[Dataset records]
>>>
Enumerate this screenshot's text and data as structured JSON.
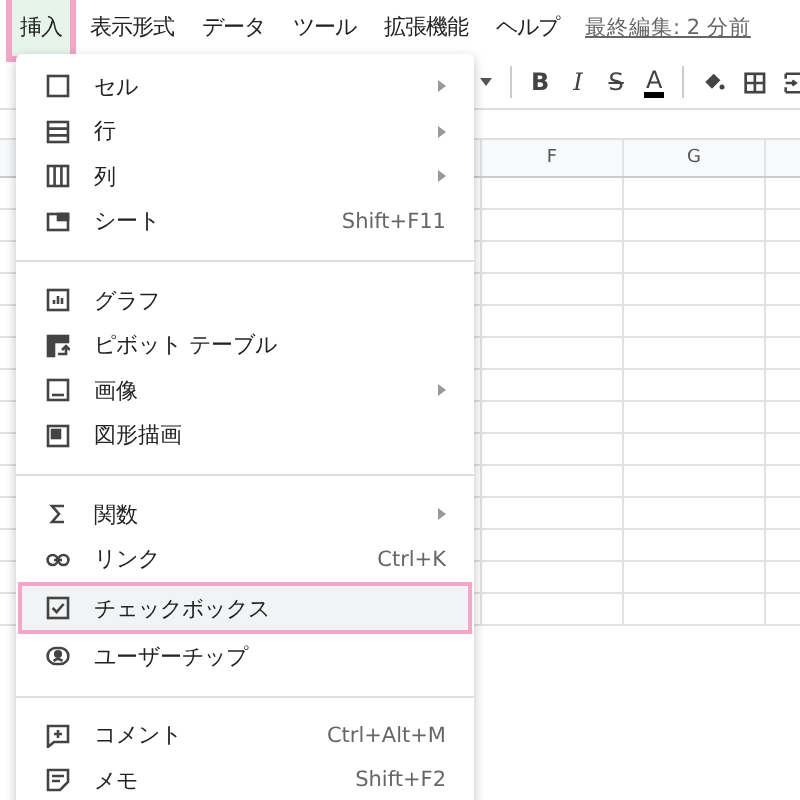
{
  "menubar": {
    "items": [
      {
        "label": "挿入",
        "selected": true
      },
      {
        "label": "表示形式",
        "selected": false
      },
      {
        "label": "データ",
        "selected": false
      },
      {
        "label": "ツール",
        "selected": false
      },
      {
        "label": "拡張機能",
        "selected": false
      },
      {
        "label": "ヘルプ",
        "selected": false
      }
    ],
    "last_edit": "最終編集: 2 分前"
  },
  "toolbar": {
    "format_buttons": [
      "B",
      "I",
      "S",
      "A"
    ]
  },
  "sheet": {
    "columns": [
      "F",
      "G"
    ]
  },
  "insert_menu": {
    "sections": [
      [
        {
          "kind": "cell",
          "label": "セル",
          "submenu": true,
          "highlighted": false
        },
        {
          "kind": "row",
          "label": "行",
          "submenu": true,
          "highlighted": false
        },
        {
          "kind": "column",
          "label": "列",
          "submenu": true,
          "highlighted": false
        },
        {
          "kind": "sheet",
          "label": "シート",
          "shortcut": "Shift+F11",
          "submenu": false,
          "highlighted": false
        }
      ],
      [
        {
          "kind": "chart",
          "label": "グラフ",
          "submenu": false,
          "highlighted": false
        },
        {
          "kind": "pivot",
          "label": "ピボット テーブル",
          "submenu": false,
          "highlighted": false
        },
        {
          "kind": "image",
          "label": "画像",
          "submenu": true,
          "highlighted": false
        },
        {
          "kind": "drawing",
          "label": "図形描画",
          "submenu": false,
          "highlighted": false
        }
      ],
      [
        {
          "kind": "function",
          "label": "関数",
          "submenu": true,
          "highlighted": false
        },
        {
          "kind": "link",
          "label": "リンク",
          "shortcut": "Ctrl+K",
          "submenu": false,
          "highlighted": false
        },
        {
          "kind": "checkbox",
          "label": "チェックボックス",
          "submenu": false,
          "highlighted": true
        },
        {
          "kind": "chip",
          "label": "ユーザーチップ",
          "submenu": false,
          "highlighted": false
        }
      ],
      [
        {
          "kind": "comment",
          "label": "コメント",
          "shortcut": "Ctrl+Alt+M",
          "submenu": false,
          "highlighted": false
        },
        {
          "kind": "note",
          "label": "メモ",
          "shortcut": "Shift+F2",
          "submenu": false,
          "highlighted": false
        }
      ]
    ]
  }
}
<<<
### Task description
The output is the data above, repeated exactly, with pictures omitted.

### Response
Enumerate this screenshot's text and data as structured JSON.
{
  "menubar": {
    "items": [
      {
        "label": "挿入",
        "selected": true
      },
      {
        "label": "表示形式",
        "selected": false
      },
      {
        "label": "データ",
        "selected": false
      },
      {
        "label": "ツール",
        "selected": false
      },
      {
        "label": "拡張機能",
        "selected": false
      },
      {
        "label": "ヘルプ",
        "selected": false
      }
    ],
    "last_edit": "最終編集: 2 分前"
  },
  "toolbar": {
    "format_buttons": [
      "B",
      "I",
      "S",
      "A"
    ]
  },
  "sheet": {
    "columns": [
      "F",
      "G"
    ]
  },
  "insert_menu": {
    "sections": [
      [
        {
          "kind": "cell",
          "label": "セル",
          "submenu": true,
          "highlighted": false
        },
        {
          "kind": "row",
          "label": "行",
          "submenu": true,
          "highlighted": false
        },
        {
          "kind": "column",
          "label": "列",
          "submenu": true,
          "highlighted": false
        },
        {
          "kind": "sheet",
          "label": "シート",
          "shortcut": "Shift+F11",
          "submenu": false,
          "highlighted": false
        }
      ],
      [
        {
          "kind": "chart",
          "label": "グラフ",
          "submenu": false,
          "highlighted": false
        },
        {
          "kind": "pivot",
          "label": "ピボット テーブル",
          "submenu": false,
          "highlighted": false
        },
        {
          "kind": "image",
          "label": "画像",
          "submenu": true,
          "highlighted": false
        },
        {
          "kind": "drawing",
          "label": "図形描画",
          "submenu": false,
          "highlighted": false
        }
      ],
      [
        {
          "kind": "function",
          "label": "関数",
          "submenu": true,
          "highlighted": false
        },
        {
          "kind": "link",
          "label": "リンク",
          "shortcut": "Ctrl+K",
          "submenu": false,
          "highlighted": false
        },
        {
          "kind": "checkbox",
          "label": "チェックボックス",
          "submenu": false,
          "highlighted": true
        },
        {
          "kind": "chip",
          "label": "ユーザーチップ",
          "submenu": false,
          "highlighted": false
        }
      ],
      [
        {
          "kind": "comment",
          "label": "コメント",
          "shortcut": "Ctrl+Alt+M",
          "submenu": false,
          "highlighted": false
        },
        {
          "kind": "note",
          "label": "メモ",
          "shortcut": "Shift+F2",
          "submenu": false,
          "highlighted": false
        }
      ]
    ]
  }
}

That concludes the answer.